The findings suggest that in the new world of readmission penalties, some clinicians may be placing returning Medicare patients under observation rather than admitting them. An independent analysis of Medicare data published by CMS showed that the top 10% of hospitals with the largest drop (16% on average) in readmission rates between 2011 and 2012 also increased their use of observation status for Medicare patients returning within 30 days by an average of 25% over the same period.
Recent data indicate that Medicare’s readmission penalties may be affecting some commercially insured patients. Patients not covered under Medicare do not impact a hospital’s readmission fine, But Medicare, the country’s largest payer for health care services, often influences how hospitals care for all patients.
Data from the OptumLabs Data Warehouse, which includes claims from a large private health insurance carrier, showed that hospitals that reduced readmissions within 30 days also increased their share of returning observation patients in private plans. The top third of hospitals with the largest six-year (2009–2014) reduction in 30-day readmissions (26% on average) increased their share of returning observation patients in private plans by an average of 45%. Much of that increase started in 2012, the same year that Medicare hospital readmission penalties began. These findings apply to the health insurance carrier’s enrolled population and are not necessarily representative of the U.S. population.
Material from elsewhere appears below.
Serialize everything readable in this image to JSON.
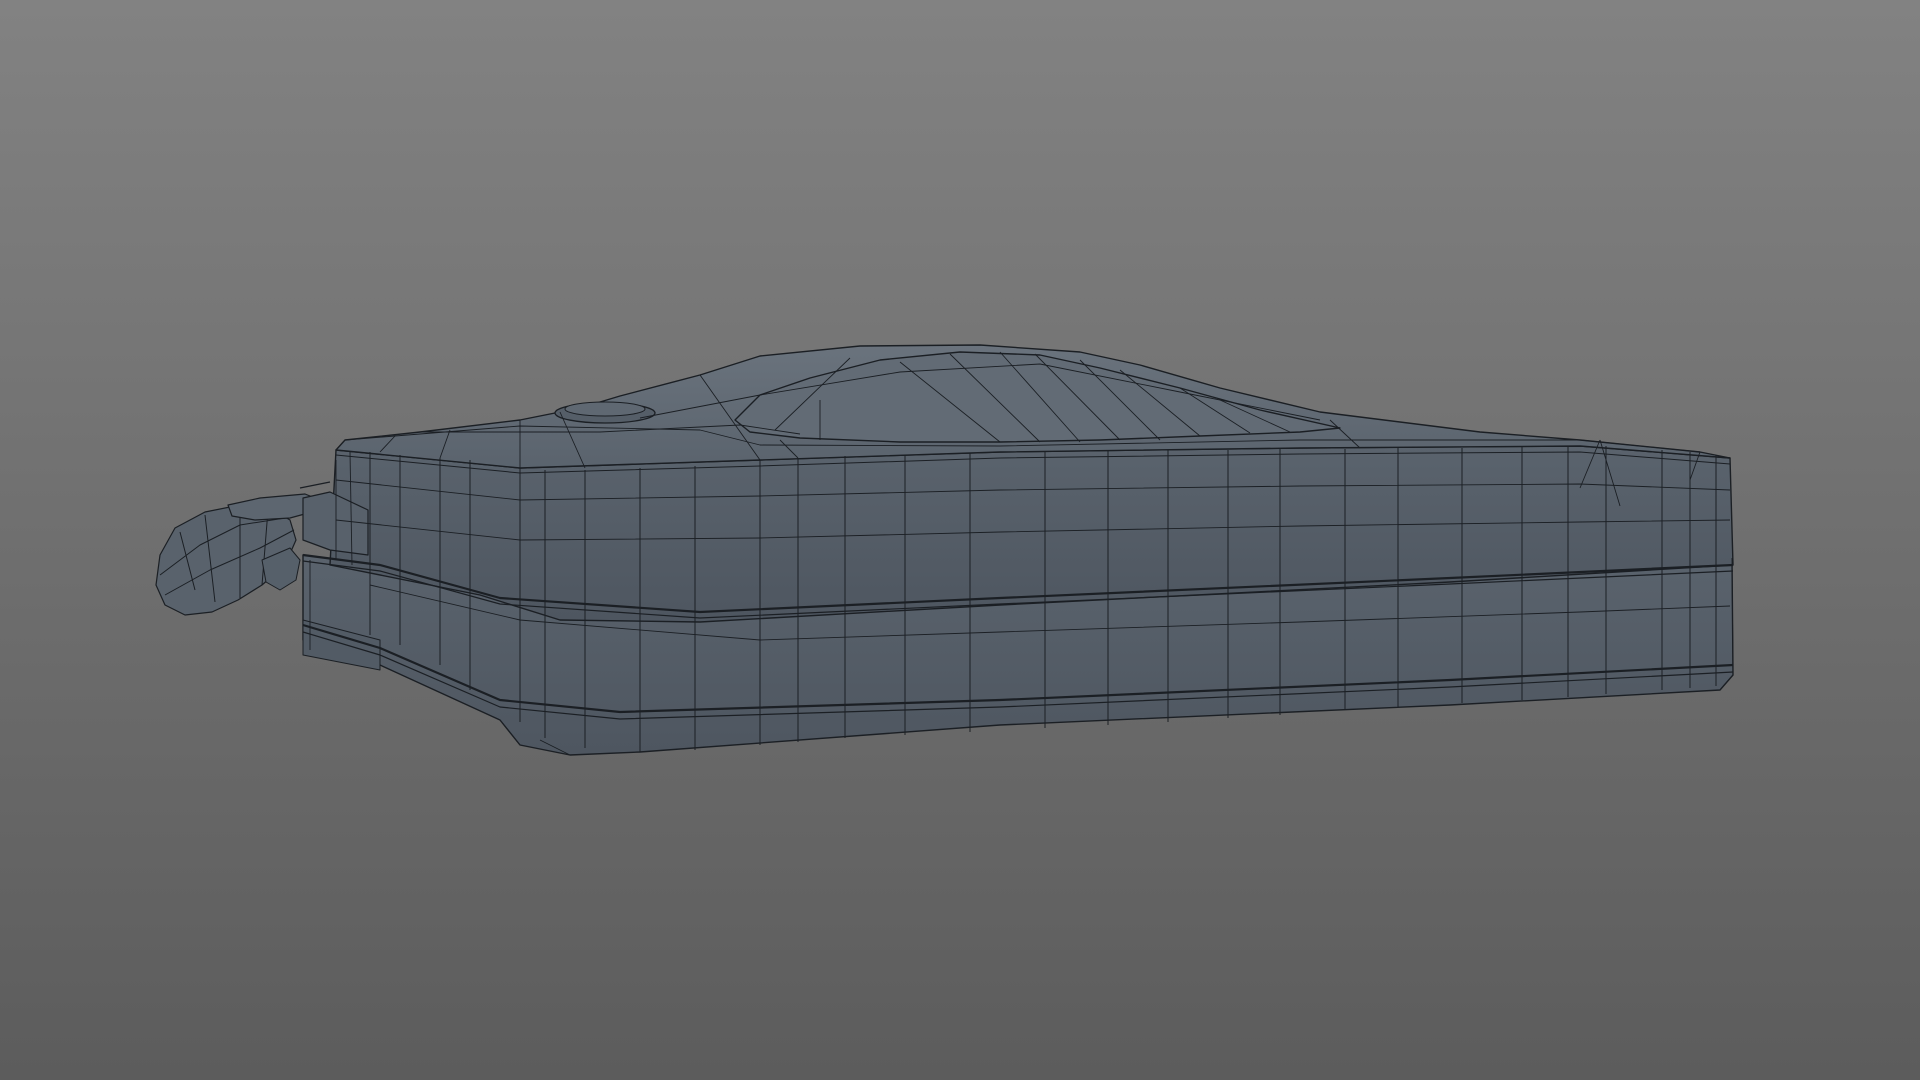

Similar trends in the use of observation stays were seen in Veterans Affairs (VA) hospitals, where provider incentives and payment policy differ significantly from those of Medicare and private plans. An article published by Brad Wright and colleagues in the October 2015 issue of Health Affairs shows that rates of observation stays in the VA more than doubled between 2005 and 2013.
There may be other reasons for observation stays’ increasing popularity. For instance, as Wright and colleagues point out, veterans owe the hospital a significantly lower copay when they remain under observation ($50) than when they are admitted as inpatients ($1,184). The situation is similar for Medicare beneficiaries: nine out of 10 owed less for hospital services — not counting follow-up care — when they were “observed” rather than admitted. And some studies show that by placing certain patients under observation, physicians can save hospitals money while giving patients better and safer care. Finally, Medicare’s Recovery Audit program and similar initiatives by private payers, which carefully check the appropriateness of short inpatient stays, may be driving hospitals to observe patients more often.
These trends raise a number of questions. Do observation patients get the same quality of care as inpatients? Do drops in readmission rates mean that hospitals are providing better care? Or, as David Himmelstein and Steffie Woolhandler suggested in a recent Health Affairs Blog, is it merely that some hospitals are avoiding penalties by relabeling patients they previously would have readmitted as observation patients?
Source: Health Affairs, October 30, 2015.